About Pit Ponies
Working shifts of eight hours and more, pit ponies hauled material in mines until people mechanised the process. A horse would haul up to 30 tons of coal on the underground railway each day. The coal was in tubs which the ponies would take to a collection point. They would then pick up empty tubs and transport them back down into the shafts.
Small but Strong Ponies
The ponies used were usually no more than 12 hands high. Shetlands were commonplace but mines also extensively used Welsh, Russian, Devonshire (Dartmoor) and Cornish ponies. The ponies were typically low set, heavy bodied and sure-footed animals and only geldings and stallions worked in the mines. On the surface at the mines, horses measuring 1.7 metres (16 hands) transported coal and mining materials such as timber for roof supports.
Thousands of Pit Ponies
Horses began working in mines in the 18th Century. The number of horses working underground peaked in 1913 when there were as many as 70,000. Then the number began to fall due to the demands of the First World War and because systems were becoming mechanised. When the national coal board was established in 1947 there were 21,000 pit ponies in the UK but by 1984 there were just 55 still working.

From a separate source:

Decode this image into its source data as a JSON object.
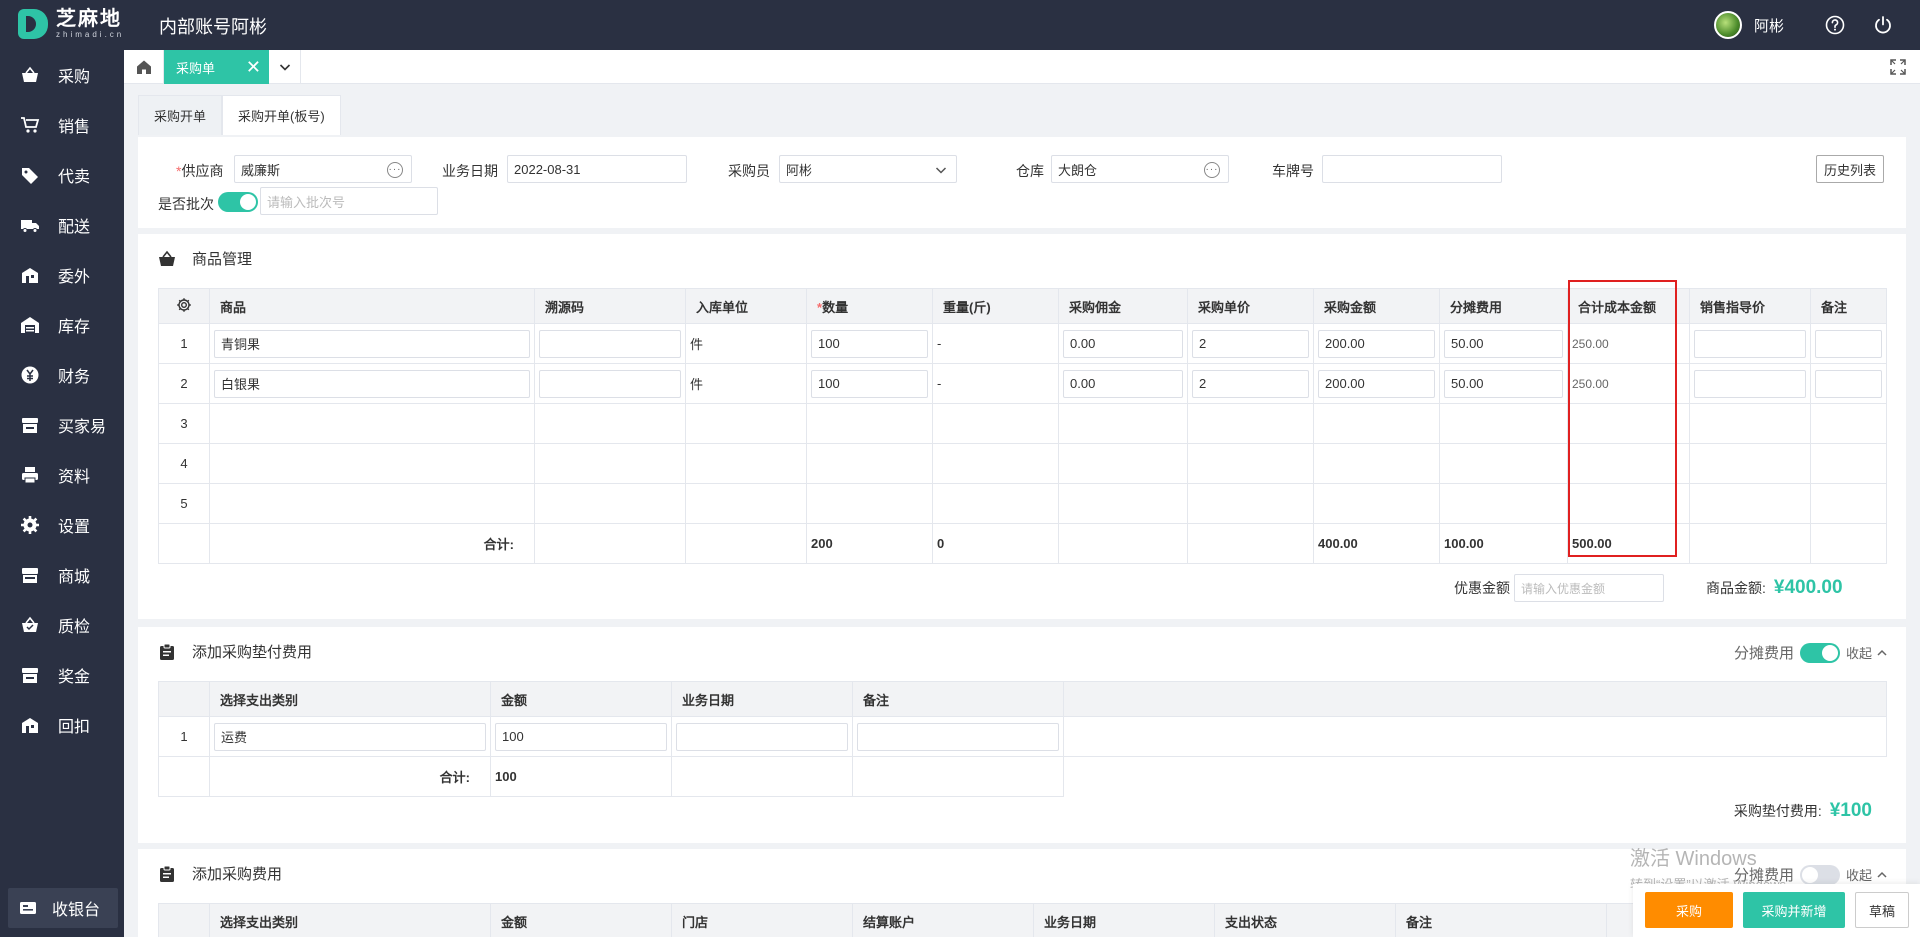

The practice of stabling the ponies underground ended in 1994. Some of the last ponies to be retired left the Pant y Gaseg mine, near Pontypool in 1999. The relationship between miners and the horses was a difficult one. Whilst most miners felt affection and empathy for the horses, they ended up having to work them very hard.
The 1911 Coal Mines Act ensured improved conditions for the ponies. They received regular inspections, a better diet and clean stables. From this time, people would generally keep the pit ponies’ stables very clean and each animal would have its own stall. The ponies often had single syllable names like 'Star' or 'Champ' which the miners could voice quickly and clearly in an emergency. Despite the better conditions, pit ponies generally didn’t live as long as the ponies in the fields above the mines.
Miners and Their Ponies
Many miners believed that the ponies possessed a kind of sixth sense and could alert the men to impending danger such as mine collapses. Miners have always loved to recount stories of heroic horses who saved their lives. The men were only too aware of the privations that the horses suffered as the miners had to endure the same conditions underground.
The poor ponies that were living in stables underground were only brought to the surface when the pits were closed for two weeks in the summer. The shock of the fresh air and daylight often sent them into a frenzy. The miners’ strikes also gave pit ponies breaks on the surface.
Pit ponies served for hundreds of years in British mines living hard lives and working long hours. It is astonishing to think that horses were still working underground as recently as the 1990s. Thankfully horses no longer have to endure life underground as most of the mines are now shut and those which still operate are fully mechanised.